(Materials provided Opens)

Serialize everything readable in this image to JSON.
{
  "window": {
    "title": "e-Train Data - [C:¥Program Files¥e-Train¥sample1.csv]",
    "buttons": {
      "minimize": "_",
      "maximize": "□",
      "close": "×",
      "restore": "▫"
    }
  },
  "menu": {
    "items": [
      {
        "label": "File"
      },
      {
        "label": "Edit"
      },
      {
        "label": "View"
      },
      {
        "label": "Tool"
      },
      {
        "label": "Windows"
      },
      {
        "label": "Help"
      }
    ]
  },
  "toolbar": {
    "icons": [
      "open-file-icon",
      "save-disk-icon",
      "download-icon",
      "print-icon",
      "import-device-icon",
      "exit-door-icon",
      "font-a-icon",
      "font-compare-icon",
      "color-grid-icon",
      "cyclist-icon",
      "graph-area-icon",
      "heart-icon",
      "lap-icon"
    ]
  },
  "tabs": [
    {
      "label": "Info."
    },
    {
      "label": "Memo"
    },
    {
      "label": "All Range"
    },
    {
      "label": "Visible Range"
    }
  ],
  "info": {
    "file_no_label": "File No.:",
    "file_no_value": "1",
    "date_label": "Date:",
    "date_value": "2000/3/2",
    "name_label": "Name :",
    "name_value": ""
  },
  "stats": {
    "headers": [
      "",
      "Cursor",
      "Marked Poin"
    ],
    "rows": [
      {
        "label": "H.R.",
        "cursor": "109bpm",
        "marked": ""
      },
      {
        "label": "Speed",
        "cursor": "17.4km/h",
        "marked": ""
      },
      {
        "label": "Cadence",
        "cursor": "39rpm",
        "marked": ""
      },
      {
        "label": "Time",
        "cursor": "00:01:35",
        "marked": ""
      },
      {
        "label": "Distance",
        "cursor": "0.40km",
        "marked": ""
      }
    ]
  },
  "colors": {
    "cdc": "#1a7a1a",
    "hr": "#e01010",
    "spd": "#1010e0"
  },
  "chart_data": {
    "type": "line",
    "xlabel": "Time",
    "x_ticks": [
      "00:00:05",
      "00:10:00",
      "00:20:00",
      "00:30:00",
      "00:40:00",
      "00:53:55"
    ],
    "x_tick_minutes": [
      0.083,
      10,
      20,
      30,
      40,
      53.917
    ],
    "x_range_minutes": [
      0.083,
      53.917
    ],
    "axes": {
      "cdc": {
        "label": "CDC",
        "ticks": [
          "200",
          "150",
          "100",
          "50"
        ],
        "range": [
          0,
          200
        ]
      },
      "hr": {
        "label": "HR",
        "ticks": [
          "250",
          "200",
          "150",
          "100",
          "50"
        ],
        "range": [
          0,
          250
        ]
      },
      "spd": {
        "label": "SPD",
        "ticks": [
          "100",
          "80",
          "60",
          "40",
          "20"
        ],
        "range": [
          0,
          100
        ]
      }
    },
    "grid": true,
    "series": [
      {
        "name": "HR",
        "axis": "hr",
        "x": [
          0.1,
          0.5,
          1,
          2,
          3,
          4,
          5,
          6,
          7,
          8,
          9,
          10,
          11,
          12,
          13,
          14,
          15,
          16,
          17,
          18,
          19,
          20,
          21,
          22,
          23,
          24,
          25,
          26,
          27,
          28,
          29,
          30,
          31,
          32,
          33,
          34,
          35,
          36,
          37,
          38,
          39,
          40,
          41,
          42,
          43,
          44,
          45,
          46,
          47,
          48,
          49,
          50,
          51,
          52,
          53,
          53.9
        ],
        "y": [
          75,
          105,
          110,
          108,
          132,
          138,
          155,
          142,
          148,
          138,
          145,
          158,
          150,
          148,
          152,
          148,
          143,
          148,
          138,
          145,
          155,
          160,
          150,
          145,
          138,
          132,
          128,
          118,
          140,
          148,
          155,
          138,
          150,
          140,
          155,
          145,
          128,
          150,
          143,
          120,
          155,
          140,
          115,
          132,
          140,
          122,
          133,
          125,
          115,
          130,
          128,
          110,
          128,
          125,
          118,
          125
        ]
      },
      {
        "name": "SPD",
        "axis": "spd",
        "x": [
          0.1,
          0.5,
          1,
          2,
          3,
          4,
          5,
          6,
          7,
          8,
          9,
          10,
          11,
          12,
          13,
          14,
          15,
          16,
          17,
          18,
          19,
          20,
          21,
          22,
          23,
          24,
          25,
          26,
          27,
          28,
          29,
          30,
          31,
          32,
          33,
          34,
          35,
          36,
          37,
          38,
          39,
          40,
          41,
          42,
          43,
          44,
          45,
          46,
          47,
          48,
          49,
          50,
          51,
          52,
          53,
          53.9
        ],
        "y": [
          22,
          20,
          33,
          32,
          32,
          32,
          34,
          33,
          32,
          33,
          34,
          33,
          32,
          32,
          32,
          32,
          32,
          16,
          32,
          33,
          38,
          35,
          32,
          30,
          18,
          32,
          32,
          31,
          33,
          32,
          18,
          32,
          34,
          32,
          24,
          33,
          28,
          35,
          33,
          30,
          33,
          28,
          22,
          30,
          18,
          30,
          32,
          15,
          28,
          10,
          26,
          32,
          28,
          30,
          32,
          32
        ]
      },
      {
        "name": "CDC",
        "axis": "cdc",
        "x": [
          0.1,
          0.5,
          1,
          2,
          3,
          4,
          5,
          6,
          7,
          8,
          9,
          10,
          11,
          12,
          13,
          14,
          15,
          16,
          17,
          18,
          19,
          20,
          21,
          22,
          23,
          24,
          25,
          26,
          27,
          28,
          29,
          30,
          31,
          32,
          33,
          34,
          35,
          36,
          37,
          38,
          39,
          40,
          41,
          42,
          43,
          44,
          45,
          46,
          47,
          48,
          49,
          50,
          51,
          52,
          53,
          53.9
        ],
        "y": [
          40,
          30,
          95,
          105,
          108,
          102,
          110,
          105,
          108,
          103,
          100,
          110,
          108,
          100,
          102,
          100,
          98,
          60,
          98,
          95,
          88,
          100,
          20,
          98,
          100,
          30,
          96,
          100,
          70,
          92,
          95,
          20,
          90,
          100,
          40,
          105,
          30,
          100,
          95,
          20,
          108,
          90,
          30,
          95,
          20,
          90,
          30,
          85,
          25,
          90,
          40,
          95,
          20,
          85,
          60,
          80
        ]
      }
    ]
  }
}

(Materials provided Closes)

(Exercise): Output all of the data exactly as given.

(Solution to this exercise):
Serialize everything readable in this image to JSON.
{
  "window": {
    "title": "e-Train Data - [C:¥Program Files¥e-Train¥sample1.csv]",
    "buttons": {
      "minimize": "_",
      "maximize": "□",
      "close": "×",
      "restore": "▫"
    }
  },
  "menu": {
    "items": [
      {
        "label": "File"
      },
      {
        "label": "Edit"
      },
      {
        "label": "View"
      },
      {
        "label": "Tool"
      },
      {
        "label": "Windows"
      },
      {
        "label": "Help"
      }
    ]
  },
  "toolbar": {
    "icons": [
      "open-file-icon",
      "save-disk-icon",
      "download-icon",
      "print-icon",
      "import-device-icon",
      "exit-door-icon",
      "font-a-icon",
      "font-compare-icon",
      "color-grid-icon",
      "cyclist-icon",
      "graph-area-icon",
      "heart-icon",
      "lap-icon"
    ]
  },
  "tabs": [
    {
      "label": "Info."
    },
    {
      "label": "Memo"
    },
    {
      "label": "All Range"
    },
    {
      "label": "Visible Range"
    }
  ],
  "info": {
    "file_no_label": "File No.:",
    "file_no_value": "1",
    "date_label": "Date:",
    "date_value": "2000/3/2",
    "name_label": "Name :",
    "name_value": ""
  },
  "stats": {
    "headers": [
      "",
      "Cursor",
      "Marked Poin"
    ],
    "rows": [
      {
        "label": "H.R.",
        "cursor": "109bpm",
        "marked": ""
      },
      {
        "label": "Speed",
        "cursor": "17.4km/h",
        "marked": ""
      },
      {
        "label": "Cadence",
        "cursor": "39rpm",
        "marked": ""
      },
      {
        "label": "Time",
        "cursor": "00:01:35",
        "marked": ""
      },
      {
        "label": "Distance",
        "cursor": "0.40km",
        "marked": ""
      }
    ]
  },
  "colors": {
    "cdc": "#1a7a1a",
    "hr": "#e01010",
    "spd": "#1010e0"
  },
  "chart_data": {
    "type": "line",
    "xlabel": "Time",
    "x_ticks": [
      "00:00:05",
      "00:10:00",
      "00:20:00",
      "00:30:00",
      "00:40:00",
      "00:53:55"
    ],
    "x_tick_minutes": [
      0.083,
      10,
      20,
      30,
      40,
      53.917
    ],
    "x_range_minutes": [
      0.083,
      53.917
    ],
    "axes": {
      "cdc": {
        "label": "CDC",
        "ticks": [
          "200",
          "150",
          "100",
          "50"
        ],
        "range": [
          0,
          200
        ]
      },
      "hr": {
        "label": "HR",
        "ticks": [
          "250",
          "200",
          "150",
          "100",
          "50"
        ],
        "range": [
          0,
          250
        ]
      },
      "spd": {
        "label": "SPD",
        "ticks": [
          "100",
          "80",
          "60",
          "40",
          "20"
        ],
        "range": [
          0,
          100
        ]
      }
    },
    "grid": true,
    "series": [
      {
        "name": "HR",
        "axis": "hr",
        "x": [
          0.1,
          0.5,
          1,
          2,
          3,
          4,
          5,
          6,
          7,
          8,
          9,
          10,
          11,
          12,
          13,
          14,
          15,
          16,
          17,
          18,
          19,
          20,
          21,
          22,
          23,
          24,
          25,
          26,
          27,
          28,
          29,
          30,
          31,
          32,
          33,
          34,
          35,
          36,
          37,
          38,
          39,
          40,
          41,
          42,
          43,
          44,
          45,
          46,
          47,
          48,
          49,
          50,
          51,
          52,
          53,
          53.9
        ],
        "y": [
          75,
          105,
          110,
          108,
          132,
          138,
          155,
          142,
          148,
          138,
          145,
          158,
          150,
          148,
          152,
          148,
          143,
          148,
          138,
          145,
          155,
          160,
          150,
          145,
          138,
          132,
          128,
          118,
          140,
          148,
          155,
          138,
          150,
          140,
          155,
          145,
          128,
          150,
          143,
          120,
          155,
          140,
          115,
          132,
          140,
          122,
          133,
          125,
          115,
          130,
          128,
          110,
          128,
          125,
          118,
          125
        ]
      },
      {
        "name": "SPD",
        "axis": "spd",
        "x": [
          0.1,
          0.5,
          1,
          2,
          3,
          4,
          5,
          6,
          7,
          8,
          9,
          10,
          11,
          12,
          13,
          14,
          15,
          16,
          17,
          18,
          19,
          20,
          21,
          22,
          23,
          24,
          25,
          26,
          27,
          28,
          29,
          30,
          31,
          32,
          33,
          34,
          35,
          36,
          37,
          38,
          39,
          40,
          41,
          42,
          43,
          44,
          45,
          46,
          47,
          48,
          49,
          50,
          51,
          52,
          53,
          53.9
        ],
        "y": [
          22,
          20,
          33,
          32,
          32,
          32,
          34,
          33,
          32,
          33,
          34,
          33,
          32,
          32,
          32,
          32,
          32,
          16,
          32,
          33,
          38,
          35,
          32,
          30,
          18,
          32,
          32,
          31,
          33,
          32,
          18,
          32,
          34,
          32,
          24,
          33,
          28,
          35,
          33,
          30,
          33,
          28,
          22,
          30,
          18,
          30,
          32,
          15,
          28,
          10,
          26,
          32,
          28,
          30,
          32,
          32
        ]
      },
      {
        "name": "CDC",
        "axis": "cdc",
        "x": [
          0.1,
          0.5,
          1,
          2,
          3,
          4,
          5,
          6,
          7,
          8,
          9,
          10,
          11,
          12,
          13,
          14,
          15,
          16,
          17,
          18,
          19,
          20,
          21,
          22,
          23,
          24,
          25,
          26,
          27,
          28,
          29,
          30,
          31,
          32,
          33,
          34,
          35,
          36,
          37,
          38,
          39,
          40,
          41,
          42,
          43,
          44,
          45,
          46,
          47,
          48,
          49,
          50,
          51,
          52,
          53,
          53.9
        ],
        "y": [
          40,
          30,
          95,
          105,
          108,
          102,
          110,
          105,
          108,
          103,
          100,
          110,
          108,
          100,
          102,
          100,
          98,
          60,
          98,
          95,
          88,
          100,
          20,
          98,
          100,
          30,
          96,
          100,
          70,
          92,
          95,
          20,
          90,
          100,
          40,
          105,
          30,
          100,
          95,
          20,
          108,
          90,
          30,
          95,
          20,
          90,
          30,
          85,
          25,
          90,
          40,
          95,
          20,
          85,
          60,
          80
        ]
      }
    ]
  }
}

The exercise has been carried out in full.